● **DESCRIPTION OF THE TASK**
Reproduce all of the records word for word, omitting the pictures.

● **DATA FOR PROCESSING**
[Start of section]

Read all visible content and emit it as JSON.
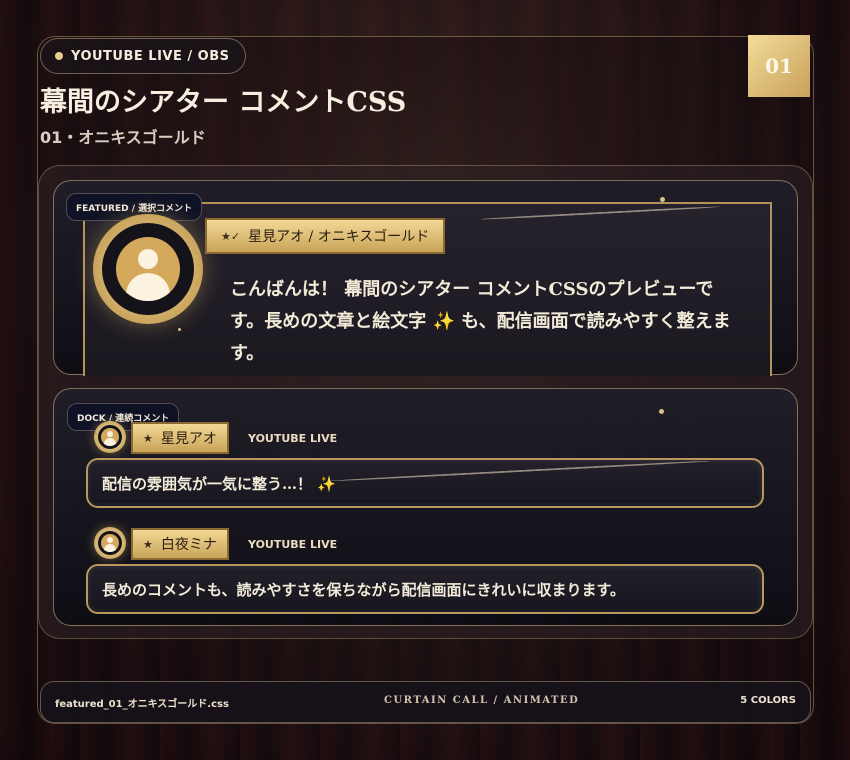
{
  "header": {
    "platform_badge": "YOUTUBE LIVE / OBS",
    "number": "01",
    "title": "幕間のシアター コメントCSS",
    "subtitle": "01・オニキスゴールド"
  },
  "featured": {
    "tag": "FEATURED / 選択コメント",
    "name_icons": "★✓",
    "name": "星見アオ / オニキスゴールド",
    "message": "こんばんは！ 幕間のシアター コメントCSSのプレビューです。長めの文章と絵文字 ✨ も、配信画面で読みやすく整えます。"
  },
  "dock": {
    "tag": "DOCK / 連続コメント",
    "comments": [
      {
        "star": "★",
        "name": "星見アオ",
        "platform": "YOUTUBE LIVE",
        "message": "配信の雰囲気が一気に整う…！ ✨"
      },
      {
        "star": "★",
        "name": "白夜ミナ",
        "platform": "YOUTUBE LIVE",
        "message": "長めのコメントも、読みやすさを保ちながら配信画面にきれいに収まります。"
      }
    ]
  },
  "footer": {
    "filename": "featured_01_オニキスゴールド.css",
    "center": "CURTAIN CALL / ANIMATED",
    "colors": "5 COLORS"
  },
  "colors": {
    "gold": "#c9a458",
    "gold_light": "#f2d896",
    "panel": "#17151d",
    "tag_bg": "#0f1225"
  }
}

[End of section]

● **ANSWER SPACE**
Read all visible content and emit it as JSON.
{
  "header": {
    "platform_badge": "YOUTUBE LIVE / OBS",
    "number": "01",
    "title": "幕間のシアター コメントCSS",
    "subtitle": "01・オニキスゴールド"
  },
  "featured": {
    "tag": "FEATURED / 選択コメント",
    "name_icons": "★✓",
    "name": "星見アオ / オニキスゴールド",
    "message": "こんばんは！ 幕間のシアター コメントCSSのプレビューです。長めの文章と絵文字 ✨ も、配信画面で読みやすく整えます。"
  },
  "dock": {
    "tag": "DOCK / 連続コメント",
    "comments": [
      {
        "star": "★",
        "name": "星見アオ",
        "platform": "YOUTUBE LIVE",
        "message": "配信の雰囲気が一気に整う…！ ✨"
      },
      {
        "star": "★",
        "name": "白夜ミナ",
        "platform": "YOUTUBE LIVE",
        "message": "長めのコメントも、読みやすさを保ちながら配信画面にきれいに収まります。"
      }
    ]
  },
  "footer": {
    "filename": "featured_01_オニキスゴールド.css",
    "center": "CURTAIN CALL / ANIMATED",
    "colors": "5 COLORS"
  },
  "colors": {
    "gold": "#c9a458",
    "gold_light": "#f2d896",
    "panel": "#17151d",
    "tag_bg": "#0f1225"
  }
}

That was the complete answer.